Using a transducer (mounted on the stern of the ship and located just below the waterline), it emits a 3D cone of sound, also known as a ping, which bounces off any solid object and returns the information to the transducer. This information is transferred to a 2D image and displayed on the fish finder screen.

Which Fish Finder has the Best GPS?

When shopping based on GPS, it helps to go with the recommended brands. Garmin, Humminbird, Raymarine, Dragonfly, and EchoMap, are all famous brands.

What is the Easiest GPS FishFinder to Use?

The world’s easiest-to-use fish finder, HOOK² 9 TripleShot, features auto-tune sonar, High CHIRP, SideScan, and DownScan Imaging™, all at an affordable price.

People, Also Asked

What is the best frequency for fish finder?

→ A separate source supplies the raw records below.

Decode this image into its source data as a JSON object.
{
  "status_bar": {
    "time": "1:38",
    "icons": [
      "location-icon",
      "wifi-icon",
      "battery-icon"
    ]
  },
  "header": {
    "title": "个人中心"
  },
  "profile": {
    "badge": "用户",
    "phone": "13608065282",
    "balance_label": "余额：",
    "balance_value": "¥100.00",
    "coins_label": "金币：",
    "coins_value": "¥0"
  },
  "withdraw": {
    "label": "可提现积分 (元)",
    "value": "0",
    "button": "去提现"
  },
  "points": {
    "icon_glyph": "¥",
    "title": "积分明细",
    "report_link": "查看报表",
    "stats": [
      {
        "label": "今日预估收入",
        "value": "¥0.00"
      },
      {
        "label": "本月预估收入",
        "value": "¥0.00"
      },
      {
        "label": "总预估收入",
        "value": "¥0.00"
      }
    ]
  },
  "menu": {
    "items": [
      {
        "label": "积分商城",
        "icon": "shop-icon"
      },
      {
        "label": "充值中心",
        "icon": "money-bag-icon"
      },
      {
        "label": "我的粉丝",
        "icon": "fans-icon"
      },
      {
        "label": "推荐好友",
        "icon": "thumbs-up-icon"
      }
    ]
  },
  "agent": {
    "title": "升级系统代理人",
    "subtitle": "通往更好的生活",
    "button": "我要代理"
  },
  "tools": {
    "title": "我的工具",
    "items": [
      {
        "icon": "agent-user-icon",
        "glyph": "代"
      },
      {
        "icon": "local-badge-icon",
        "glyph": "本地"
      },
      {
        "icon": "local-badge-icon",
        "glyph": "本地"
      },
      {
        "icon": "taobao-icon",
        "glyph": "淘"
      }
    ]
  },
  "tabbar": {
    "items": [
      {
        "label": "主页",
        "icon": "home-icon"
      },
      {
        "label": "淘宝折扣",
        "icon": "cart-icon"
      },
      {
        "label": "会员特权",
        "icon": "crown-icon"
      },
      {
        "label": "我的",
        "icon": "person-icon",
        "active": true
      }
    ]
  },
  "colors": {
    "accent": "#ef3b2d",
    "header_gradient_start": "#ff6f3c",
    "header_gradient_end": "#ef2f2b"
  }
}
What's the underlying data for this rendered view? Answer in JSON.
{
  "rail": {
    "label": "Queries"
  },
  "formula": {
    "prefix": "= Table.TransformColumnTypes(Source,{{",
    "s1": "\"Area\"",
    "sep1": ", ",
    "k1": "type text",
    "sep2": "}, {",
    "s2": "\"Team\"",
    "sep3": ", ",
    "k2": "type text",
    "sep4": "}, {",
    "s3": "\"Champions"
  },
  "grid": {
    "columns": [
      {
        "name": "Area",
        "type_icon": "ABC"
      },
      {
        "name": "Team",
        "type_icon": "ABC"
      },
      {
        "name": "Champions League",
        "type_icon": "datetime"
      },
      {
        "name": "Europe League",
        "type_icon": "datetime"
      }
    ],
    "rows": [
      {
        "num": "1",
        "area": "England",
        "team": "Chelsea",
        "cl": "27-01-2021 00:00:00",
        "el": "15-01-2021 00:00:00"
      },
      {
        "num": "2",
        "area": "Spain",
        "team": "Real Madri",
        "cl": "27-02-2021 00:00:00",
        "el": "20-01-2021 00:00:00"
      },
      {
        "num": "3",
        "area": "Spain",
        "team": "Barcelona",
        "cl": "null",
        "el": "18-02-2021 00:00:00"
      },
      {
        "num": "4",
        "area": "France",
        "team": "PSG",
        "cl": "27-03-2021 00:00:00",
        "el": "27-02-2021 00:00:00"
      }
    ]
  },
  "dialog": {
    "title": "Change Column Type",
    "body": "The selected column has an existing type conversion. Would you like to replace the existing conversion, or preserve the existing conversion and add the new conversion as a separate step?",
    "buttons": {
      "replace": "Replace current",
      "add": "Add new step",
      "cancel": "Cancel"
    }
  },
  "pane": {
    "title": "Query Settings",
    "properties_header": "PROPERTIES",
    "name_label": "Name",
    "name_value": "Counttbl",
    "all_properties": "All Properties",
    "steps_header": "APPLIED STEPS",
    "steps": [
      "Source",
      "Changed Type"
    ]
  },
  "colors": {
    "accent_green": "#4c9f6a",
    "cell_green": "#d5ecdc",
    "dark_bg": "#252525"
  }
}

The ultrasound frequency used by a fish finder generally ranges from 15 kHz to 200 kHz. However, most conventional recreational boat-oriented fish finders use 50 and 200 kHz.

Is CHIRP better than sonar?

A traditional sonar transmits about one percent of the time, but CHIRP sonars send upward pulses that are ten times as long. They put more energy into the water column, 10 to 50 times more, even though CHIRP devices often transmit at lower maximum power than traditional fish finders.

What frequency is best for deep water?

A general rule of thumb is to use frequencies below 140 kHz when fishing in deep water (greater than 1,500 feet). Between 600 and 1,500 feet, frequencies between 100 and 160 kHz work well. For anything 600ft or less, you should use higher frequencies, over 160kHz.

What is the difference between DownScan and Sonar?

Regular, or 2D, sonar tends to combine returns due to the broader shape of the beam in all directions. While DownScan shows better detail, it relies on a constant forward movement so that the beam covers the bottom of the lake or river, much like a photocopier light bar.

What is the best transducer?

Thru-hull transducers are the best for clarity and performance, but they cost more and are more challenging to install. These units are worth the cost if you need to scan the bottom at high speed.

What size battery do I need for a probe?

Fishfinders and depth gauges are usually 12V powered and, therefore, should always be used with a 12V battery, i.e., a Rebelcell AV Blue Lithium battery. Depending on the brand and type of probe, using a 12V DC stabilizer can significantly extend the operating time.

Conclusion

Today’s fish finders and GPS units are light years. These units are a new generation with 3D digital mapping and scanning, autopilot integration, and advanced navigation and graphics. Don’t be left behind with old technology when so much power is at your fingertips these days.

There’s nothing like seeing a “picture” of what’s under your boat in real time, and it’s sure to help take your fishing from a hobby to a passion. There’s no reason to stick to old technology or go without a fish finder, and these units give you advanced GPS capability with no extra devices to juggle.

Each unit is hardware and software upgradeable to evolve with you and your boat. Be careful not to embarrass your friends because these units will crush the technology available to most anglers.

If you’re ready to take it to the next level, you’ll be fully immersed in the best technology available with these advanced GPS fish finders.